Within each run players must explore a floor, uncovering each of the branching rooms and defeating all the enemies within them, before eventually entering the boss room once you’ve found the door seal and defeating the floor boss to progress. Each mission comes with multiple floors and as you work your way through each you’ll gain experience to level up for that run. Each XP level up brings with it new perks to utilise with 53 general perks available as well as 66 Hero-specific perks to get stuck into. It’s also necessary to watch out for the treasured Magic Lock room which will require a Master Key to open but stores a host of goodies for your run should you manage to find it.
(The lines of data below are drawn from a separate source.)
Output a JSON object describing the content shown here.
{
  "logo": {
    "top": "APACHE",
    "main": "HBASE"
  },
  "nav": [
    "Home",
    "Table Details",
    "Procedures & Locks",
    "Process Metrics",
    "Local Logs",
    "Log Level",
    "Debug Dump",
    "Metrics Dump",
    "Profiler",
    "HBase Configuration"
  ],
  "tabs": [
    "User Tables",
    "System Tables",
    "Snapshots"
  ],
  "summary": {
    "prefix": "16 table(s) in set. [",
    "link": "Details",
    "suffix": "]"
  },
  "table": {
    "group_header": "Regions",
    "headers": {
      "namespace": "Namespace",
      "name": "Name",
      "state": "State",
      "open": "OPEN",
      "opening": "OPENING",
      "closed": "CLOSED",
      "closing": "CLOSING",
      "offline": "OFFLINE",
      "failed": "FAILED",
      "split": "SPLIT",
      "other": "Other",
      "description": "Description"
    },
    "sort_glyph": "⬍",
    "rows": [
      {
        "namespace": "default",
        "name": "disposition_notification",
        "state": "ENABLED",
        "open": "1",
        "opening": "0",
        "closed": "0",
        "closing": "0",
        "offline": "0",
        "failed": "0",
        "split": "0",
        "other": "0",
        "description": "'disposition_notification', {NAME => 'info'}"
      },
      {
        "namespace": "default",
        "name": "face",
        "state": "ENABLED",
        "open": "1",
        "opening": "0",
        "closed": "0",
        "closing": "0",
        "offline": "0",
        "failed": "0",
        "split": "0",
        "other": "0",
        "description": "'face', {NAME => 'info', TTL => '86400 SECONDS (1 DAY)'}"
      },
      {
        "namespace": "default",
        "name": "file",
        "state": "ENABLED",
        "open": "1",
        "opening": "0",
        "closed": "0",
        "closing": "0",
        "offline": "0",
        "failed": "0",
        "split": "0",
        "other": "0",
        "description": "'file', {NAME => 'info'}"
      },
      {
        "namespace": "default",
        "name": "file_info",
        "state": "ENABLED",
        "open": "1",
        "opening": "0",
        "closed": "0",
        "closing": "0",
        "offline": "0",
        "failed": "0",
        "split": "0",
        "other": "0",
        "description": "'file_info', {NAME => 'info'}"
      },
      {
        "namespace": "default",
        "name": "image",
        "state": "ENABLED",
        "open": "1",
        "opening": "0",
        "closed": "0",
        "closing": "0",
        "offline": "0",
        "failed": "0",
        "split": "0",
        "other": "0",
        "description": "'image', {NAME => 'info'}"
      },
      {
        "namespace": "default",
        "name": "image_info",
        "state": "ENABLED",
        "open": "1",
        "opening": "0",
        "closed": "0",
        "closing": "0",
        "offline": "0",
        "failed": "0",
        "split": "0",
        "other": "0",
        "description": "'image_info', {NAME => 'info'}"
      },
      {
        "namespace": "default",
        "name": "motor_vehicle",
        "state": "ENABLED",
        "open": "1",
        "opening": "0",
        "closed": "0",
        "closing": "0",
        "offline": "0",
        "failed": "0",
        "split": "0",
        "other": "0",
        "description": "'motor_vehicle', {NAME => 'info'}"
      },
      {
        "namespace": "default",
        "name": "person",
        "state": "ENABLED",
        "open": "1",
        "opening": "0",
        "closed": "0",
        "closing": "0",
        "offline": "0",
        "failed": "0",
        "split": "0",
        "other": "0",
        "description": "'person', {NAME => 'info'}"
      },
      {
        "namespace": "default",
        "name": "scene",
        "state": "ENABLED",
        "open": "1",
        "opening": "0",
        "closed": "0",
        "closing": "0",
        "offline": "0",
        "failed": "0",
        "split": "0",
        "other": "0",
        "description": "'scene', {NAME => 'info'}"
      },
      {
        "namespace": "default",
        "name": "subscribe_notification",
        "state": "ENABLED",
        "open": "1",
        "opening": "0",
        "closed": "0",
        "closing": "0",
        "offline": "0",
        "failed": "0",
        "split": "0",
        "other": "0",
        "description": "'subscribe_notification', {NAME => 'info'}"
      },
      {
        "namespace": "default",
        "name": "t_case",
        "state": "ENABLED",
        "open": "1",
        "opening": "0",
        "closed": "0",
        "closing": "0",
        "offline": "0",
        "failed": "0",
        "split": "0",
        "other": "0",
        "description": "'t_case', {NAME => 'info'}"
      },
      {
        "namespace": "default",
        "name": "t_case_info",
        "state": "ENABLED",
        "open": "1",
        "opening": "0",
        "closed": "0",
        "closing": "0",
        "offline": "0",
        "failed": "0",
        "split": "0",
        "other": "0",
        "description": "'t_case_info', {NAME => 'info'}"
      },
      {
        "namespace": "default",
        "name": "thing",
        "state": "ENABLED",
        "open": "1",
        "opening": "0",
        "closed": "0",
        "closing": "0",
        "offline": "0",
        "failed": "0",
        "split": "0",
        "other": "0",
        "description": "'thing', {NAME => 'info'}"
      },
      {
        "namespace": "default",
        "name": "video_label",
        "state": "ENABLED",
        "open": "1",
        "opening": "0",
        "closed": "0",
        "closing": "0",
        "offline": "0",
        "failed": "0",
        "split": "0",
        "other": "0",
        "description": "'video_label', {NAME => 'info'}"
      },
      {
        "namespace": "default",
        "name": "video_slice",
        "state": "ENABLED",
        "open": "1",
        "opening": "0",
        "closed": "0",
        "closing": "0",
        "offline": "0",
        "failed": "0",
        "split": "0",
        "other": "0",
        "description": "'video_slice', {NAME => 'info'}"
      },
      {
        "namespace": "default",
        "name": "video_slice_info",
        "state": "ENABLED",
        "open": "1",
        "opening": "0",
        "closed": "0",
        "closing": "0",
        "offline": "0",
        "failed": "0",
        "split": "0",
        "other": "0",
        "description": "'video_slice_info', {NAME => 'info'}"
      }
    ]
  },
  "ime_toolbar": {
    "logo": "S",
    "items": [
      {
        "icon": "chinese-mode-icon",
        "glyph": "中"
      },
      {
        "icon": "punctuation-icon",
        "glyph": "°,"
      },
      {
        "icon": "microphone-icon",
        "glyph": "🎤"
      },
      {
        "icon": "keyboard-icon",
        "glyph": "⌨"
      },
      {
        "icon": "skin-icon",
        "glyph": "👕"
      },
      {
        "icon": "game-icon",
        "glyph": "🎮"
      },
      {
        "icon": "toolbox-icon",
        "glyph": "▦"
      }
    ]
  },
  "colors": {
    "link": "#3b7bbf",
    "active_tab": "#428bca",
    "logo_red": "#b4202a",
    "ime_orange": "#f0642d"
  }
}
Ziggurat II is essentially a fast-paced arena shooter, bringing with it a heavy DOOM (2016) vibe which works well here as often you’ll need to backtrack on yourself to explore an uncovered branching area of the map, and with movement proving so fast and fluid, it doesn’t take long to get to each area. Another major benefit can be found when in combat as the room fills with enemies, and with survival only ensured by continuous movement whilst firing back at enemies, the fast-paced arena nature of it not only works, but it feels like a throwback to most old school arena shooter titles that seem to have been lost to time, which is a nice touch, especially when it does it so well.
Another positive that deserves a mention is not only is combat frantic and fast, but enemy variety is also plentiful with players taking on crossbow-wielding goblins, vicious-looking carrots and even a flying enemy that closely resembles one of DOOM’s own Cacodemons amongst numerous others. Bosses are also impressive with each one bringing a neat design, a brilliant challenge as you look to not only take them down but also the mobs they spawn to protect them, making for some real touch and go encounters, not to mention they also drop mana – which is the magic acting as ammunition for your magical weaponry, health and more.
Away from the gameplay and the only other thing to mention would be the artistic efforts, and once again as with Milkstone Studios’ first effort, Ziggurat II is a beautiful game that shows detail, vibrancy in its colours and really brings a sense of care and polish to the way it looks and feels. As for the audio, there have been some interesting choices here with music based on a Celtic soundtrack with notable names such as Antumnos giving a contribution amongst others.
Overall Ziggurat II provides players with yet another fantastic FPS rogue-lite adventure that can be enjoyed for hours. Whilst the campaign may only set you back around 5 or 6 hours, seeing everything this game has to offer is certainly going to push that time up to more than 50 hours, and with fantastic detail, impressive visuals, polished gameplay and some truly enjoyable content, this is going to be one of the surprise hits of 2022, one which certainly deserves a spot in your gaming library.Become a Patron!
This game was reviewed based on Xbox S|X review code, using an Xbox S|X console. All of the opinions and insights here are subject to that version. Game provided by publisher.